Report on Veniaminof (United States) — June 1995
Bulletin of the Global Volcanism Network, vol. 20, no. 6 (June 1995)
Managing Editor: Richard Wunderman.
Veniaminof (United States) Small steam plume and hot spot on satellite imagery
Please cite this report as:
Global Volcanism Program, 1995. Report on Veniaminof (United States). In: Wunderman, R (ed.), Bulletin of the Global Volcanism Network, 20:6. Smithsonian Institution. https://doi.org/10.5479/si.GVP.BGVN199506-312070.
56.17°N, 159.38°W; summit elev. 2507 m
All times are local (unless otherwise noted)
During 9-23 June, residents of Perryville, ~30 km S of Veniaminof, reported steam rising a few hundred meters over the summit. A hot spot was detected on AVHRR satellite images throughout this period. Poor weather prevented observation in late June.
Geologic Background. Massive Veniaminof volcano, one of the highest and largest volcanoes on the Alaska Peninsula, is truncated by a steep-walled, 8 x 11 km, glacier-filled caldera that formed around 3700 years ago. The caldera rim is up to 520 m high on the north, is deeply notched on the west by Cone Glacier, and is covered by an ice sheet on the south. Post-caldera vents are located along a NW-SE zone bisecting the caldera that extends 55 km from near the Bering Sea coast, across the caldera, and down the Pacific flank. Historical eruptions probably all originated from the westernmost and most prominent of two intra-caldera cones, which rises about 300 m above the surrounding icefield. The other cone is larger, and has a summit crater or caldera that may reach 2.5 km in diameter, but is more subdued and barely rises above the glacier surface.

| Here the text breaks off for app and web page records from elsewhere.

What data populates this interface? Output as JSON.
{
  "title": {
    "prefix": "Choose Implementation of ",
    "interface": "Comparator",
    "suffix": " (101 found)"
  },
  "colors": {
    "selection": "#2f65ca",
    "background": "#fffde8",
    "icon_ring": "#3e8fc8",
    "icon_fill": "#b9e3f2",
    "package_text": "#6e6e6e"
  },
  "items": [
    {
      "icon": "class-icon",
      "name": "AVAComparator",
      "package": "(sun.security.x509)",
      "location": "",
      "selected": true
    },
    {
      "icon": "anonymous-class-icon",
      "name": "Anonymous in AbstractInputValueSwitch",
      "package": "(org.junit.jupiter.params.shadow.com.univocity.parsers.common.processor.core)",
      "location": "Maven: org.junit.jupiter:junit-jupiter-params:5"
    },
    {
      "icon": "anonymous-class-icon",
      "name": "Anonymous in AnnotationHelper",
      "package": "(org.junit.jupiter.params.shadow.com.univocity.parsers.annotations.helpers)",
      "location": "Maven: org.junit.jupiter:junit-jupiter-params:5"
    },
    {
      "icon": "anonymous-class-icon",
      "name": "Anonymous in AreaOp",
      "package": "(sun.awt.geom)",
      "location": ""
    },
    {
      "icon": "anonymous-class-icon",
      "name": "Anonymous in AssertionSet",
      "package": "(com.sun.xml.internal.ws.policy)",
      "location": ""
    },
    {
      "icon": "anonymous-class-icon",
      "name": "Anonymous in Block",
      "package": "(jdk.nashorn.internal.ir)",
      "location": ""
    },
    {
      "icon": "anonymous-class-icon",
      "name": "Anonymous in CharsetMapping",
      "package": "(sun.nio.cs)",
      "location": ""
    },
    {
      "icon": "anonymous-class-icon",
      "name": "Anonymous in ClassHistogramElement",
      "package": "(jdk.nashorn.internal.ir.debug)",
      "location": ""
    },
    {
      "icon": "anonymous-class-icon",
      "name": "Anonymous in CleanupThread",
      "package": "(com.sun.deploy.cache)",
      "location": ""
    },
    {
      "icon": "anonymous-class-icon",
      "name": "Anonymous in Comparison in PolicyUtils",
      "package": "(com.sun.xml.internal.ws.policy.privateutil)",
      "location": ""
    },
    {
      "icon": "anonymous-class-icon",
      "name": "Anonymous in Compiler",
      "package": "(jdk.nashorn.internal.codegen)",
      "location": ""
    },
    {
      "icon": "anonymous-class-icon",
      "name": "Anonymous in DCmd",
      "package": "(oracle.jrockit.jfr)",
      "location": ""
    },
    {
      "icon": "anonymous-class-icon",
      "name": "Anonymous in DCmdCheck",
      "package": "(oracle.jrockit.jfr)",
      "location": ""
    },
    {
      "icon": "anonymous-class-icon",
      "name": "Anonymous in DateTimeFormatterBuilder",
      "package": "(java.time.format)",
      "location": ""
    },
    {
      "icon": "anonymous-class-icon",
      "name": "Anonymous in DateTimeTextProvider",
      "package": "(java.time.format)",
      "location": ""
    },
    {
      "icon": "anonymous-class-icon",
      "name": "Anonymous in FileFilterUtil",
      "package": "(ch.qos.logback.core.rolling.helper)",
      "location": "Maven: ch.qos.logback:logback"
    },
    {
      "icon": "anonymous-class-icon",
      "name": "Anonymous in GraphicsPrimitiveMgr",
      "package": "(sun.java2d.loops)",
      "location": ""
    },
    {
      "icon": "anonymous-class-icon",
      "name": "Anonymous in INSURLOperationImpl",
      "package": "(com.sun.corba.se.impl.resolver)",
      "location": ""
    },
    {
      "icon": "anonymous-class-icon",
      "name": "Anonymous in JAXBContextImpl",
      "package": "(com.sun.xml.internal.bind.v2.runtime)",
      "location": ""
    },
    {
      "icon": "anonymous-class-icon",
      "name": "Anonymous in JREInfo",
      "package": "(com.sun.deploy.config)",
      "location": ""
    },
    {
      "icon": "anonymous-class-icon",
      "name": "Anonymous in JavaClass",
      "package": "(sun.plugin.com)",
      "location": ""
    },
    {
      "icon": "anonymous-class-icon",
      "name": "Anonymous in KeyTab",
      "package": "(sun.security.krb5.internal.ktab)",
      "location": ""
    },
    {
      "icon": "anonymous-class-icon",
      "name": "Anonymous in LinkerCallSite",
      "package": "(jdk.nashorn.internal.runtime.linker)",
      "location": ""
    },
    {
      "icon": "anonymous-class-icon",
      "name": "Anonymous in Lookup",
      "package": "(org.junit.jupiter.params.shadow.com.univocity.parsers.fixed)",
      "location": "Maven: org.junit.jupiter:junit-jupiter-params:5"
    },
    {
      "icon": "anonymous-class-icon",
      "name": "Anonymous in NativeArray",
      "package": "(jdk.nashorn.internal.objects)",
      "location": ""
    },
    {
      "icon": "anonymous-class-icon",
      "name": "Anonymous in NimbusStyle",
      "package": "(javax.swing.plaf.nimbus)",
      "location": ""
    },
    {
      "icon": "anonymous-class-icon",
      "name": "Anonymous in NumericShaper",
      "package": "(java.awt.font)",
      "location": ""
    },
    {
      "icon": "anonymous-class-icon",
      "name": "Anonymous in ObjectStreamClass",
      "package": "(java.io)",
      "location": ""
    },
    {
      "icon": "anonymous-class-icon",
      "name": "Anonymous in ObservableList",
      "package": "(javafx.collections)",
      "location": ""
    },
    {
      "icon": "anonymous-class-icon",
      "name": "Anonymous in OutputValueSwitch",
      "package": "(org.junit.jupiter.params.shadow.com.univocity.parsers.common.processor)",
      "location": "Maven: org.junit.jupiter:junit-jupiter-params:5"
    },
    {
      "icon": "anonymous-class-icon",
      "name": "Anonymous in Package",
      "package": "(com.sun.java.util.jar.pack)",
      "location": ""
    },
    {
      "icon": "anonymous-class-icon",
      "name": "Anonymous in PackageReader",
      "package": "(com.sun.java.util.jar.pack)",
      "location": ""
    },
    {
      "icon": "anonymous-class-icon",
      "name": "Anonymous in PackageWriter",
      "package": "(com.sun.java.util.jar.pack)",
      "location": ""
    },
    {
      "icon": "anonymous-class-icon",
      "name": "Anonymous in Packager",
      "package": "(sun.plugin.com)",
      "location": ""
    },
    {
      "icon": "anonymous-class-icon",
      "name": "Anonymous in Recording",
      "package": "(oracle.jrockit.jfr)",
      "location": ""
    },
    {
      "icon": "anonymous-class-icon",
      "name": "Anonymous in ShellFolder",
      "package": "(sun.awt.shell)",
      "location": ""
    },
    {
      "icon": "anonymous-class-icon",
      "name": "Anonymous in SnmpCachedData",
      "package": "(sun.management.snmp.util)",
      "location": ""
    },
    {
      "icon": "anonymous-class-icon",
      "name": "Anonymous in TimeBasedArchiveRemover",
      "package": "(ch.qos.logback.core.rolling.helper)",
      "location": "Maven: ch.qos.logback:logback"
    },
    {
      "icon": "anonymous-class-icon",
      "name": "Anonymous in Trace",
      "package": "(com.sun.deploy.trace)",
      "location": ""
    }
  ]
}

Information Contacts: Alaska Volcano Observatory (AVO), a cooperative program of a) U.S. Geological Survey, 4200 University Drive, Anchorage, AK 99508-4667 USA, b) Geophysical Institute, University of Alaska, PO Box 757320, Fairbanks, AK 99775-7320, USA, and c) Alaska Division of Geological & Geophysical Surveys, 794 University Ave., Suite 200, Fairbanks, AK 99709, USA.